··· ENTRIES SHOWN ···

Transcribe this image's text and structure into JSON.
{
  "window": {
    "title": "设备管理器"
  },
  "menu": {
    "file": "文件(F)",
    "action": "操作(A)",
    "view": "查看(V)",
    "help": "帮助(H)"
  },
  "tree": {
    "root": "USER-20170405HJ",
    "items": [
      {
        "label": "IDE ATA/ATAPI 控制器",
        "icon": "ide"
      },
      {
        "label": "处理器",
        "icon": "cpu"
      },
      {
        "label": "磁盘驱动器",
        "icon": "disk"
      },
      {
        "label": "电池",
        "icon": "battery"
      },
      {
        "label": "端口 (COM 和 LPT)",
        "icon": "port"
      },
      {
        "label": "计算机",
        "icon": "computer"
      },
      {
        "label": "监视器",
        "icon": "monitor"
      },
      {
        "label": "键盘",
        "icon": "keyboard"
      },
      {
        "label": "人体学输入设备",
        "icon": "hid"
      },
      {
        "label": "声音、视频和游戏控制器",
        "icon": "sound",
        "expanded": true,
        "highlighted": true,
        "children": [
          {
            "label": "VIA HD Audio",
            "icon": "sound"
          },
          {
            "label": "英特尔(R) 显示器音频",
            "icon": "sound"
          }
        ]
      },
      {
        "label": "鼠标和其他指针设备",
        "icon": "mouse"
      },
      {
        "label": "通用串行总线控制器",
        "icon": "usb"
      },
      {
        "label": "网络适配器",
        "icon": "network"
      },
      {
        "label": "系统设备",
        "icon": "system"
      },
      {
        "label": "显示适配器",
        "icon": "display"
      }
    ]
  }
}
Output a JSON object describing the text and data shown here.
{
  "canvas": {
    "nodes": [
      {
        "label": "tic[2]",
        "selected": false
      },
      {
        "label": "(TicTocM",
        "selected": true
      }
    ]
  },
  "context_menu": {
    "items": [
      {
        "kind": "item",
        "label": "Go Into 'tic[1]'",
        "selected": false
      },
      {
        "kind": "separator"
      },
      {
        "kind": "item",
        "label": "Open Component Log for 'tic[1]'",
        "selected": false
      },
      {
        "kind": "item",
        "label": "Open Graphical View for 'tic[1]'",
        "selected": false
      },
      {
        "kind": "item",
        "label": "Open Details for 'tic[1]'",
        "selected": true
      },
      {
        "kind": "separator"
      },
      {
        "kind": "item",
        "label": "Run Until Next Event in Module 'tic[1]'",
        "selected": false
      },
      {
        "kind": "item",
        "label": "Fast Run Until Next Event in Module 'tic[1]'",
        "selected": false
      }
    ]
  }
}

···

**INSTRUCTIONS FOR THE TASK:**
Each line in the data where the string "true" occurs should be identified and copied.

**SOLUTION TO THIS TASK:**
        "expanded": true,
        "highlighted": true,
        "selected": true
        "selected": true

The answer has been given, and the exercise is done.